- _WORK TASK_: In the listing below, find each line that holds "glyph" and list it.

- _GIVEN RECORDS_:

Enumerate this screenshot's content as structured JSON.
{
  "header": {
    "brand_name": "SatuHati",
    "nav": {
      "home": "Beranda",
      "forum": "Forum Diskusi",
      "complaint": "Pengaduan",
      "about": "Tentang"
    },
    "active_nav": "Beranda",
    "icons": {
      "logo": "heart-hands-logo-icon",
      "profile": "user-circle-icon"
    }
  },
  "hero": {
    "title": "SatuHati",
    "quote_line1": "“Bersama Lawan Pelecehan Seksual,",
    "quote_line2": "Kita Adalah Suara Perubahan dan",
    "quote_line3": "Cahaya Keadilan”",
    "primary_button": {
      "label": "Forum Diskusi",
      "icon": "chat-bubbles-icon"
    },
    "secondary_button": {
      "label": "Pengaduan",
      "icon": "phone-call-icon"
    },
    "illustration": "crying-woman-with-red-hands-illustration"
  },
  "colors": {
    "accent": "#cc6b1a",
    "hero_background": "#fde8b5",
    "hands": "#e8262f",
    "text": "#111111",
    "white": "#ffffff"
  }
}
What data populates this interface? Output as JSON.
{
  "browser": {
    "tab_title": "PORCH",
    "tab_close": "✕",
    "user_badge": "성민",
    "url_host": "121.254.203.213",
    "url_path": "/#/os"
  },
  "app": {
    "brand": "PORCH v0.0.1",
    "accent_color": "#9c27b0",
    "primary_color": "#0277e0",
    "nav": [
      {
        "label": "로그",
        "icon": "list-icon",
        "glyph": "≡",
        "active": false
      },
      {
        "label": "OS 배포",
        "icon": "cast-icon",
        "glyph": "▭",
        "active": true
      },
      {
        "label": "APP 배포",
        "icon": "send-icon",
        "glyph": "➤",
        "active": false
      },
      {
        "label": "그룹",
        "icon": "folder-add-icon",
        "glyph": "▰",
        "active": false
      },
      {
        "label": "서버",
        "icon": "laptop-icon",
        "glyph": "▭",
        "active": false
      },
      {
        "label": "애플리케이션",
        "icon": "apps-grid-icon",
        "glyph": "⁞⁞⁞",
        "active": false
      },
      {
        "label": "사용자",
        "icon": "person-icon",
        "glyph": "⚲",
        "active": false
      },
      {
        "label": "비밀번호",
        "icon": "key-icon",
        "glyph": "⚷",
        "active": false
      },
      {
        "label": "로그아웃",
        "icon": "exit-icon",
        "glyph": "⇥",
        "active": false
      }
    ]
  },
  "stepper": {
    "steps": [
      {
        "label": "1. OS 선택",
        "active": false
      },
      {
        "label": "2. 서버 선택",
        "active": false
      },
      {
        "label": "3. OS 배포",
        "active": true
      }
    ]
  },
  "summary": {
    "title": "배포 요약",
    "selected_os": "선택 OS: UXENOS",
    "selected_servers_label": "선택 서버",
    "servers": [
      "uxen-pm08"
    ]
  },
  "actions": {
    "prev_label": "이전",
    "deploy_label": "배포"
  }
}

- _PROBLEM SOLUTION_:
        "glyph": "≡",
        "glyph": "▭",
        "glyph": "➤",
        "glyph": "▰",
        "glyph": "▭",
        "glyph": "⁞⁞⁞",
        "glyph": "⚲",
        "glyph": "⚷",
        "glyph": "⇥",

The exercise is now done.